Effective education occurs both inside and outside the classroom. If you have a background in education or child care, consider starting a business to address the growing need for extended school day programs. Parents appreciate how these programs work with their job schedules. Students develop social and academic skills in a less stringent atmosphere. Schools often cooperate with these businesses to share facility costs and ensure safety for students who might otherwise be latchkey children.
Items you will need
- Designated space
- Contract with school
- Business plan
- Business license
- Employee background checks
- Liability insurance
- Annual food and fire code inspections
- First Aid/CPR certification
- Tax/501C3 designation
The Business of Before and After School Programs
Locate an existing school, child care facility or church that needs your services. Your business endeavor serves a niche that can help these organizations meet parents' needs. Research past requests or location failures to increase your chances for success. Once you have secured an interested partner, develop a one-page business plan summary and ask the principal, director or pastor for feedback. With permission, visit similar programs, such as those offered by the YMCA, to evaluate program structure.
Create a basic business plan for your program. Focus on schedules, fees and direct services while presenting your educational experience and credentials. When you are responsible for children, stress safety and dependability for parents and schools to establish trust in your business. Limit marketing because you have a daily, interested parental target audience. Upon start up, serve a conservative number of students with a systematic growth plan. Hire a site manager as a full-time employee with benefits. In return, the site manager should explain her commitment to ensuring program stability. Schools and parents understand that part-time aides change, but constant turnover erodes program credibility.

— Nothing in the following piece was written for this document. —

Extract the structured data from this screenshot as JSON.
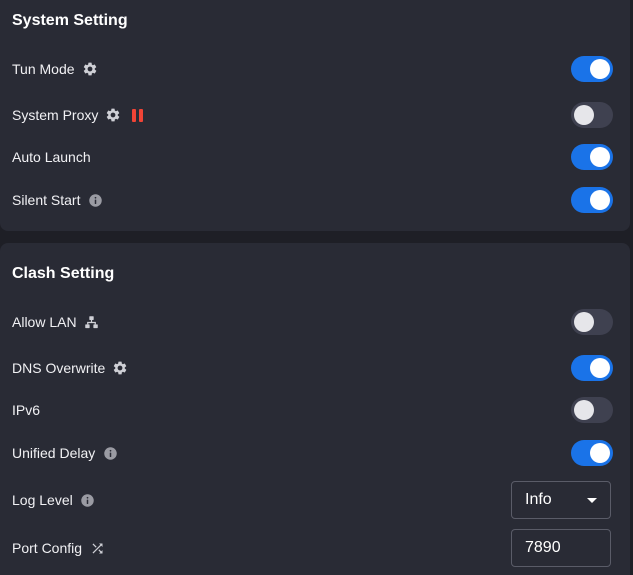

Secure additional funding through government grants or business loans. Websites such as afterschool.gov maintain current lists of funding sources. Treat your program as a business, not as a school activity. Program fees will provide cash flow, but to flourish, you will need additional capital. Develop one or two manageable, creative fundraisers that do not overwhelm parents or infringe on your partner's established plans.
Know what services you can deliver while making an acceptable profit. Factor in the cost of business insurance, training, benefits, accounting and regulation fees such as inspections. Research comparable programs for fees and services. Create a firm but fair collection policy and stick to the rules. Clearly spell out consequences for slow payments, insufficient funds and student misbehavior possibly resulting in program expulsion.
Create flexible curriculum that enhances homework and coincides with school objectives. Initiate a daily, vibrant afternoon activity that allows students to release energy and tension from the school day. Assist with homework, but avoid having your program become a paid study hall. Serve a nutritious, cost-effective snack in the morning and afternoon. Cooperate with site cafeteria personnel to ensure all food preparation and cleaning procedures are followed. Provide simple weekly updates or reminders for parents.
Insure your business separately from your personal insurance to reduce personal liability. Hire a responsible, licensed accountant who can also prepare taxes unless you have an accounting background. Charge more initially instead of raising your fees two or three times in the first year to offset inefficient budgeting.
Keep the employee-to-student ratio well above the minimum to avoid signaling greed and student neglect. Perform background checks on all employees.
- old school 2. image by mdb from Fotolia.com